From an industry standpoint, the ETF's holdings are even more concentrated than what you'll see in the large-cap realm. Financials and industrial stocks make up more than half of the ETF's assets, and consumer stocks and technology together add another 25%. Again, Vanguard's willingness to embrace tech stocks has helped performance, and that shows up even more clearly in the small-cap space.

4. iShares Russell Mid-Cap Value

The iShares Russell Mid-Cap Value ETF looks to split the difference between small and large stocks, focusing instead on those companies in the middle of the size spectrum. Russell looks at the 1,000 largest stocks in the market, which make up its Russell 1000 Index, and then cuts out the top 200. That leaves 800 stocks that it considers midcaps, and Russell then applies the same tests to determine which stocks meet its value criteria. The iShares ETF invests in nearly 600 of those stocks.

Performance has been superior to the broader large-cap offering from iShares, with average annual returns of 9.6% over the past 10 years representing a big boost. Mid-caps also have a reasonable capacity to pay out dividends, and the ETF's current yield is right around the 2% mark.

One interesting aspect of the ETF is that its portfolio isn't quite as concentrated as in other iShares value ETFs. Financials make up just 20% of the fund, with real estate, industrials, consumer discretionary stocks, and utilities all getting 10% to 13% allocations of fund assets. That arguably gives the fund greater diversification, and it also reflects the greater number of places where investors can find value in the mid-cap realm right now.

5. iShares Russell 2000 Value

iShares gets its small-cap value stock exposure by tracking the Russell 2000 Value Index, which includes that portion of the 2,000 next-smaller companies beyond the Russell 1000 that meet the same value characteristics that Russell looks for in all of its value-based benchmarks.
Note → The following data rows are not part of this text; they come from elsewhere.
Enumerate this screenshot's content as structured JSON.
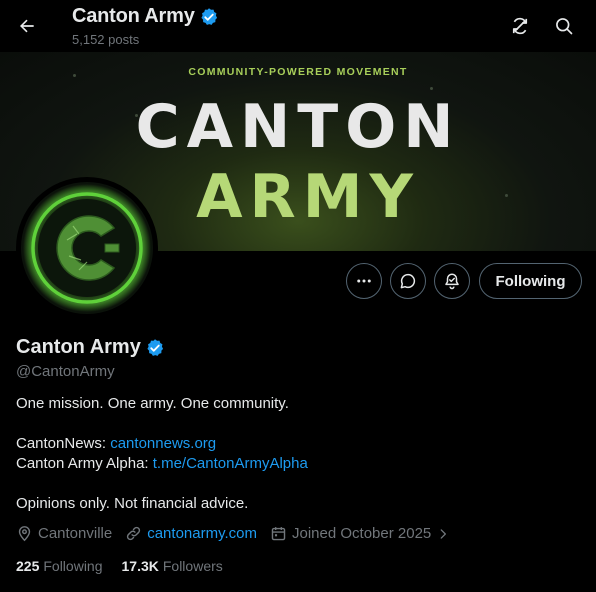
{
  "header": {
    "title": "Canton Army",
    "posts_count": "5,152 posts"
  },
  "banner": {
    "tagline": "COMMUNITY-POWERED MOVEMENT",
    "line1": "CANTON",
    "line2": "ARMY"
  },
  "actions": {
    "following_label": "Following"
  },
  "profile": {
    "name": "Canton Army",
    "handle": "@CantonArmy",
    "bio": {
      "line1": "One mission. One army. One community.",
      "news_label": "CantonNews:",
      "news_link": "cantonnews.org",
      "alpha_label": "Canton Army Alpha:",
      "alpha_link": "t.me/CantonArmyAlpha",
      "disclaimer": "Opinions only. Not financial advice."
    },
    "location": "Cantonville",
    "website": "cantonarmy.com",
    "joined": "Joined October 2025",
    "following_count": "225",
    "following_label": "Following",
    "followers_count": "17.3K",
    "followers_label": "Followers"
  },
  "colors": {
    "background": "#000000",
    "accent": "#1d9bf0",
    "verified": "#1d9bf0",
    "banner_green": "#b6d877",
    "avatar_green": "#5fd13a",
    "muted": "#71767b"
  },
  "icons": [
    "back-arrow-icon",
    "verified-badge-icon",
    "refresh-icon",
    "search-icon",
    "more-icon",
    "message-icon",
    "notification-bell-icon",
    "location-icon",
    "link-icon",
    "calendar-icon",
    "chevron-right-icon"
  ]
}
That gives the ETF exposure to almost 1,400 small-cap value stocks, dwarfing the holdings of its Vanguard counterpart.

Performance has been solid, but it doesn't match up to what Vanguard has achieved. Average annual returns have been about 8.4% over the past decade. Yields of 1.75% reflect the lower payout capacity that many smaller companies have to make dividend distributions to their shareholders.
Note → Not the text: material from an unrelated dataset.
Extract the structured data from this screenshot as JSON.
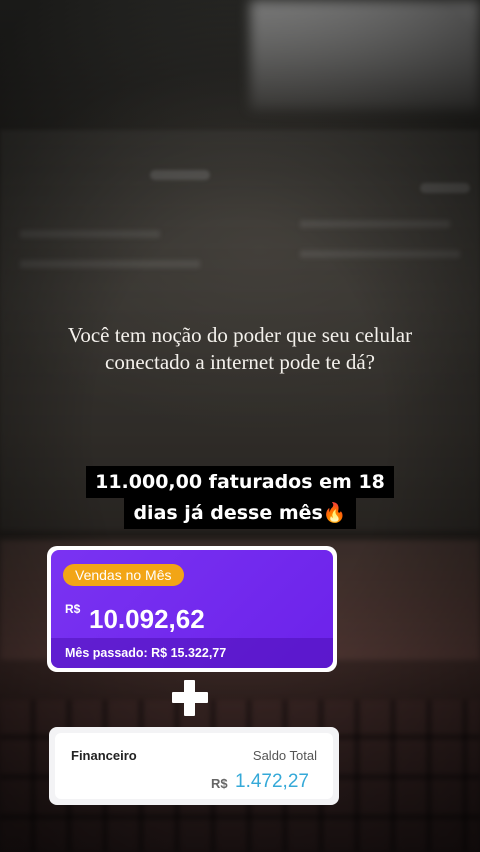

The iShares ETF has about 30% of its assets in financial stocks, but beyond that, its portfolio is slightly more balanced than its Vanguard counterpart's holdings. Industrials, consumer discretionary, real estate, and technology each have close to 10% allocations of fund assets, and you'll also find modest exposure of roughly 5% to 7% in energy, healthcare, utilities, and materials stocks.
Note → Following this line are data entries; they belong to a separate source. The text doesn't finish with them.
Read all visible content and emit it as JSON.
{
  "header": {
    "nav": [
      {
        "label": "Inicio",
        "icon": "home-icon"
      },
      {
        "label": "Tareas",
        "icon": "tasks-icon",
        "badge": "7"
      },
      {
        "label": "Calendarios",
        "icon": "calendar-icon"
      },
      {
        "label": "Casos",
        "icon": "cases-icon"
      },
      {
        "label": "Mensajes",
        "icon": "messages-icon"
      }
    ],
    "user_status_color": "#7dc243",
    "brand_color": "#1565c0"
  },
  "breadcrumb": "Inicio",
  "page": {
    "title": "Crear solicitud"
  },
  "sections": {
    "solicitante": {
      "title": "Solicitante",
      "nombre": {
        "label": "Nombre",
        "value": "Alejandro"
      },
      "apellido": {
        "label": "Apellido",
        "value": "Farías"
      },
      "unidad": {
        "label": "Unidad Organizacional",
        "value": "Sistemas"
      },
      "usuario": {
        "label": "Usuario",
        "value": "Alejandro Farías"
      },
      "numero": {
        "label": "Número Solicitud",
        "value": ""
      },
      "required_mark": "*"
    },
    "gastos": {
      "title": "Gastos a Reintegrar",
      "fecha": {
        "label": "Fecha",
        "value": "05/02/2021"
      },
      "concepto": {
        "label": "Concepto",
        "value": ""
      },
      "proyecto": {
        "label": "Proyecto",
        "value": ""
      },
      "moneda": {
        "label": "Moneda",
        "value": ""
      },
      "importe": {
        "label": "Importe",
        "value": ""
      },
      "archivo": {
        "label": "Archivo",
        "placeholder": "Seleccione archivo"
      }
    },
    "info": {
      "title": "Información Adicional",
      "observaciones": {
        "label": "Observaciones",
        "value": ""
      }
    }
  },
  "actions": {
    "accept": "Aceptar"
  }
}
6. Vanguard Mid-Cap Value

Finally, Vanguard weighs in with a mid-cap offering of its own. It tracks the CRSP U.S. Mid Cap Value index, which includes 200 mid-sized companies that meet the same value characteristics that CRSP uses in the large-cap space as described above.

Performance for the fund has been extremely strong. Over the past decade, average annual returns have been about 10.6%, outperforming small- and large-cap stocks in the space. An income yield of 2.2% also give the Vanguard ETF a slight advantage over its iShares Mid-Cap Value counterpart.

Financials carry the same overweight as you'll see in other Vanguard funds, with consumer stocks also getting about a 25% allocation within the fund. Industrials, tech stocks, utilities, and energy companies also have substantial presence within the ETF.

Picking the right value ETF

Most investors should look for a diversified approach in their investing, and that extends even to the ETF level. Choosing any one of these ETFs is a reasonable option, but the better choice is to allocate percentages to each market-cap range in order to balance greater opportunities from smaller companies against the higher risk they can sometimes pose. With their cost and recent performance advantages, the Vanguard value ETFs on this list could offer better long-term results for investors than their iShares rivals.

Dan Caplinger has no position in any of the stocks mentioned. The Motley Fool has no position in any of the stocks mentioned. The Motley Fool has a disclosure policy.